- _ACTION ITEM_: Restate the following entries exactly, including every line.
*-*-*
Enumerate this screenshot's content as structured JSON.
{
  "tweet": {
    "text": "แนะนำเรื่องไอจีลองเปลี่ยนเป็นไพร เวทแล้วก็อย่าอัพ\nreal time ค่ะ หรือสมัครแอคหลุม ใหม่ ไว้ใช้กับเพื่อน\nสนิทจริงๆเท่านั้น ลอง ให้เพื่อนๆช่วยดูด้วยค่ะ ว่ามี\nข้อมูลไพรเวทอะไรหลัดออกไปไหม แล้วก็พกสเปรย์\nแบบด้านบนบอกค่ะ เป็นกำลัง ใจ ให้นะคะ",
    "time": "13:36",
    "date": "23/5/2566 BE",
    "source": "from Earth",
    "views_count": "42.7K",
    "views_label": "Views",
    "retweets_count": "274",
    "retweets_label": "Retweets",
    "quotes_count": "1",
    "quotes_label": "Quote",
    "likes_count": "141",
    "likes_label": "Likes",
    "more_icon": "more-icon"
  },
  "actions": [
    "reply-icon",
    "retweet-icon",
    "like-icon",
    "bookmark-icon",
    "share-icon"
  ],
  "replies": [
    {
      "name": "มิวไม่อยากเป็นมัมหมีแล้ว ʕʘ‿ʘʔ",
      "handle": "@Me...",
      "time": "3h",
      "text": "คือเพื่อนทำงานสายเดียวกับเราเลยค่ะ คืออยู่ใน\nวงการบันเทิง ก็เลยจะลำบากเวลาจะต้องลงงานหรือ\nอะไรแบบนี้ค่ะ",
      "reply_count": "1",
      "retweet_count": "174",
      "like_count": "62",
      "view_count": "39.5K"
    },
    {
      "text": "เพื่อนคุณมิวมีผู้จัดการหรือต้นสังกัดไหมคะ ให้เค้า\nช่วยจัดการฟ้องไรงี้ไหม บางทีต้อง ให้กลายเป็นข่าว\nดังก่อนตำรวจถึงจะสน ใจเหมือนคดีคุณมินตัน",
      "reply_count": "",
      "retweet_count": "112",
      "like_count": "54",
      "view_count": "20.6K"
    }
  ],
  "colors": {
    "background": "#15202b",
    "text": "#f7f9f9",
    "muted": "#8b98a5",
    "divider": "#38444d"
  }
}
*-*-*
- _RESULT OF THE EXERCISE_:
Enumerate this screenshot's content as structured JSON.
{
  "tweet": {
    "text": "แนะนำเรื่องไอจีลองเปลี่ยนเป็นไพร เวทแล้วก็อย่าอัพ\nreal time ค่ะ หรือสมัครแอคหลุม ใหม่ ไว้ใช้กับเพื่อน\nสนิทจริงๆเท่านั้น ลอง ให้เพื่อนๆช่วยดูด้วยค่ะ ว่ามี\nข้อมูลไพรเวทอะไรหลัดออกไปไหม แล้วก็พกสเปรย์\nแบบด้านบนบอกค่ะ เป็นกำลัง ใจ ให้นะคะ",
    "time": "13:36",
    "date": "23/5/2566 BE",
    "source": "from Earth",
    "views_count": "42.7K",
    "views_label": "Views",
    "retweets_count": "274",
    "retweets_label": "Retweets",
    "quotes_count": "1",
    "quotes_label": "Quote",
    "likes_count": "141",
    "likes_label": "Likes",
    "more_icon": "more-icon"
  },
  "actions": [
    "reply-icon",
    "retweet-icon",
    "like-icon",
    "bookmark-icon",
    "share-icon"
  ],
  "replies": [
    {
      "name": "มิวไม่อยากเป็นมัมหมีแล้ว ʕʘ‿ʘʔ",
      "handle": "@Me...",
      "time": "3h",
      "text": "คือเพื่อนทำงานสายเดียวกับเราเลยค่ะ คืออยู่ใน\nวงการบันเทิง ก็เลยจะลำบากเวลาจะต้องลงงานหรือ\nอะไรแบบนี้ค่ะ",
      "reply_count": "1",
      "retweet_count": "174",
      "like_count": "62",
      "view_count": "39.5K"
    },
    {
      "text": "เพื่อนคุณมิวมีผู้จัดการหรือต้นสังกัดไหมคะ ให้เค้า\nช่วยจัดการฟ้องไรงี้ไหม บางทีต้อง ให้กลายเป็นข่าว\nดังก่อนตำรวจถึงจะสน ใจเหมือนคดีคุณมินตัน",
      "reply_count": "",
      "retweet_count": "112",
      "like_count": "54",
      "view_count": "20.6K"
    }
  ],
  "colors": {
    "background": "#15202b",
    "text": "#f7f9f9",
    "muted": "#8b98a5",
    "divider": "#38444d"
  }
}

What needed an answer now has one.